Joseph ?Joey? Mendoza walks slowly through an empty milking barn at his 150-year-old dairy down the road from the Point Reyes Lighthouse.
Mendoza, 65, a third-generation dairyman, sold his 489 dairy cows three weeks ago as part of a national program that seeks to ease what many are calling the worst milk crisis in 70 years.
More than 100,000 cows were sent to slaughter under a program developed by the National Milk Producers Federation. Milk prices remain depressed, and program officials recently announced another ?herd retirement? that seeks to remove roughly 100,000 more animals from milk production by paying up to $1,500 per cow.
For Mendoza, whose grandfather came to the Point Reyes area to milk cows at the turn of the last century, the decision to sell his Holsteins was especially painful. He called it necessary to pay off creditors and to stop the months of financial losses caused by high feed costs and low milk prices. Those prices seem tied to a slump in exports.
?We were going to go broke, and we didn?t want to do that,? Mendoza said.
Many North Bay dairies have been losing money since last fall, but the losses accelerated in February when the state-set minimum price took its biggest drop in 54 years. The minimum that farmers received for bottled milk hit 97 cents a gallon. California, which regulates the basic price of milk based on various commodity prices, has set the minimum at $1.02 this month.
As a result, a typical California dairy with 1,000 cows is losing about $100,000 a month, said Michael Marsh, chief executive officer of the Modesto-based Western United Dairymen. The economic troubles contributed to the suicides of two Central Valley dairy farmers this spring.
The dairy farmers? woes have meant a drop in consumer prices.
On Saturday, a gallon of milk from Petaluma-based Clover Stornetta Farms sold in three Sonoma County markets from $3.49 to $4.29, as much as 90 cents lower than in late January.

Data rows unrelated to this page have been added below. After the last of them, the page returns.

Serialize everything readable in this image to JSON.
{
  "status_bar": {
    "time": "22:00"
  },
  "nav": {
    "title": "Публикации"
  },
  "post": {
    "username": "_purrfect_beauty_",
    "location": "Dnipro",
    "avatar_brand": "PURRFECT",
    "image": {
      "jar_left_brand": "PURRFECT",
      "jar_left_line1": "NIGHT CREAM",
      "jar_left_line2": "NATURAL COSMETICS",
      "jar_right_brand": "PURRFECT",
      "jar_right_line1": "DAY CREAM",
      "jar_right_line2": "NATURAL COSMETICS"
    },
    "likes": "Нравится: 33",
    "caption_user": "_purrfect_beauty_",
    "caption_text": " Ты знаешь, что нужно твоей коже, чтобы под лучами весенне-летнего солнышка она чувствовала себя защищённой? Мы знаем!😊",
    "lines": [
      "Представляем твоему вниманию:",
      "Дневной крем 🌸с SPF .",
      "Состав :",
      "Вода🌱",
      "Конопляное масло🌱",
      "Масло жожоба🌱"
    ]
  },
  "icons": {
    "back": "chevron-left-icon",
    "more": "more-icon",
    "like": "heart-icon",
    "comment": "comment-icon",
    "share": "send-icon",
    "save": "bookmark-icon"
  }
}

The shaky national economy and the low milk prices have sharply depressed the value of farmland and cows. Domenic Carinalli, who runs a 350-cow dairy outside Sebastopol, likened those assets to a worker?s 401(k) retirement fund.
?Since the beginning of the year,? he said, ?half of everything I?ve worked for in the last 50 years, it?s just gone.?
The North Bay has long been milk country. Aided by abundant rainfall and mild winters, Point Reyes became the state?s first commercial dairy region, sending butter and cheese 150 years ago by schooner to San Francisco. In those early years Marin County led the state in milk production.
Even today milk remains Sonoma County?s second-largest crop, surpassed only by wine grapes. But in the past three decades, increasing competition has prompted more than 130 county dairies to close or consolidate into bigger operations.
Today, the county has about 70 dairies, and Marin County has nearly 30.
In recent months the pain has spread to the premium organic milk market.
Clover Stornetta Farms of Petaluma this spring asked its participating organic dairies to cut their shipments to the company overall by about 17 percent. And for the first time in a decade of organic production, the company this month cut the price it pays farmers by roughly 7 percent, said Clover Stornetta President Marcus Benedetti.